# [Problem description]
Report each line of the records where "Processing" occurs.

(Data records for software interfaces)
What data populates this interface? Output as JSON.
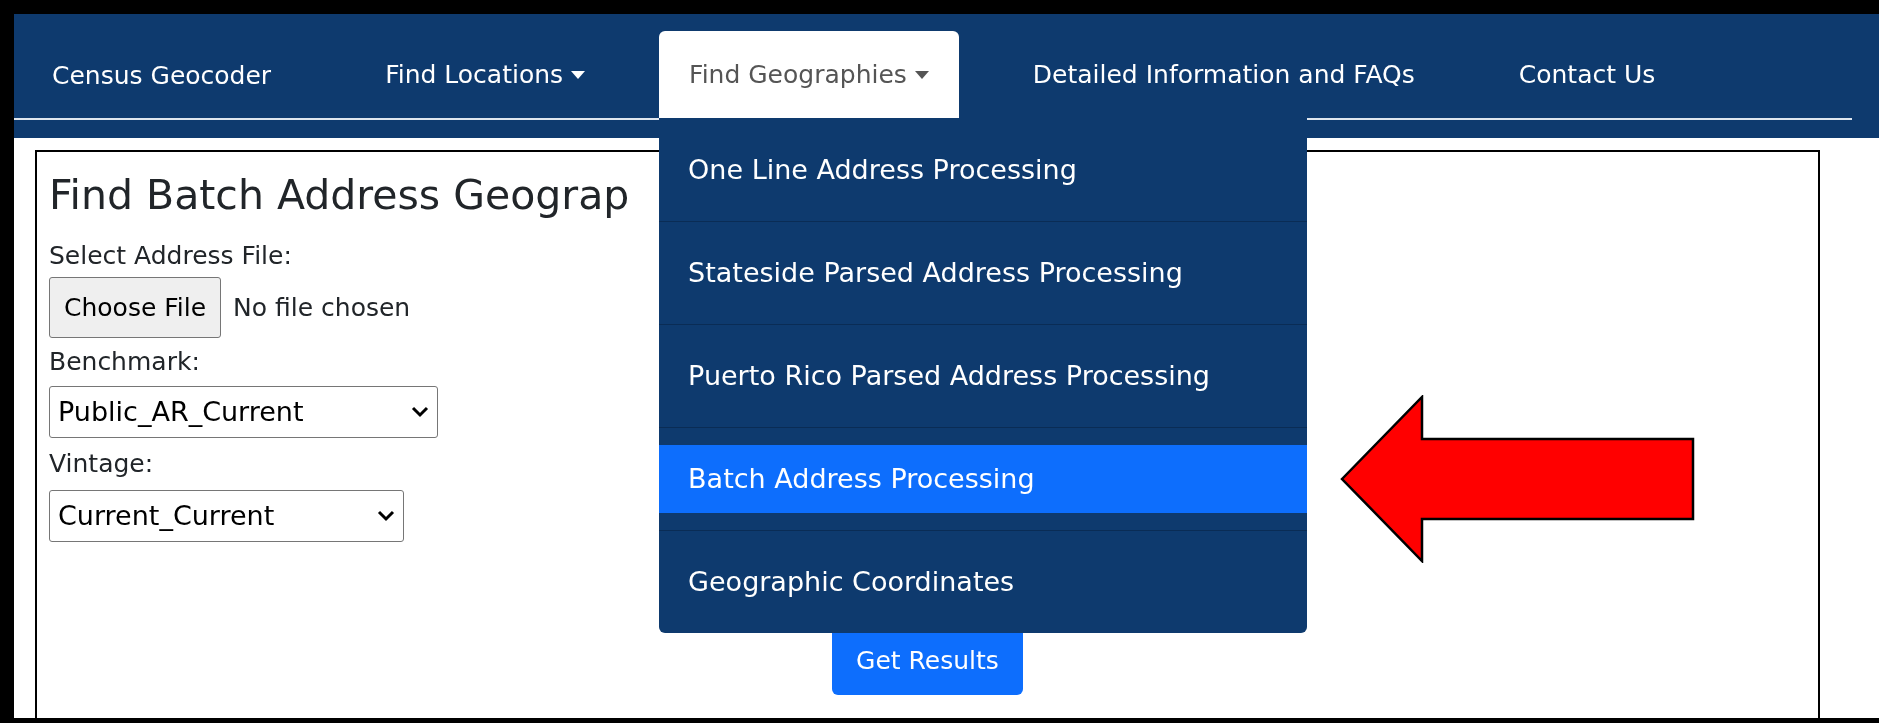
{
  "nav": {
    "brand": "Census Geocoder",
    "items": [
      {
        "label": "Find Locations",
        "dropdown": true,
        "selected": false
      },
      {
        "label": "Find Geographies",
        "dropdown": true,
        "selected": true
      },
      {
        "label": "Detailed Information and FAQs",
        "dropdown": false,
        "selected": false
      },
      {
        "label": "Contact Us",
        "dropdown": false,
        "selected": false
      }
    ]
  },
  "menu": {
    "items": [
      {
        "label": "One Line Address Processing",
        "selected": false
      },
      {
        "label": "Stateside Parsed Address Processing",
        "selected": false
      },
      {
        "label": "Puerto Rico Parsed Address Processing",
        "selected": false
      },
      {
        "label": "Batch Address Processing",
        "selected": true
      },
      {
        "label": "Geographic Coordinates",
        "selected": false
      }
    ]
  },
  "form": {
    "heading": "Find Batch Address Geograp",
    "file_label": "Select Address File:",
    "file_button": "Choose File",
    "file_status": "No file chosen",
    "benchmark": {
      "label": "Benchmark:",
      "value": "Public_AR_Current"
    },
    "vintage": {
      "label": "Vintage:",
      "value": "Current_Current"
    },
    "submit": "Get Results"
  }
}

# [Result]
        "label": "One Line Address Processing",
        "label": "Stateside Parsed Address Processing",
        "label": "Puerto Rico Parsed Address Processing",
        "label": "Batch Address Processing",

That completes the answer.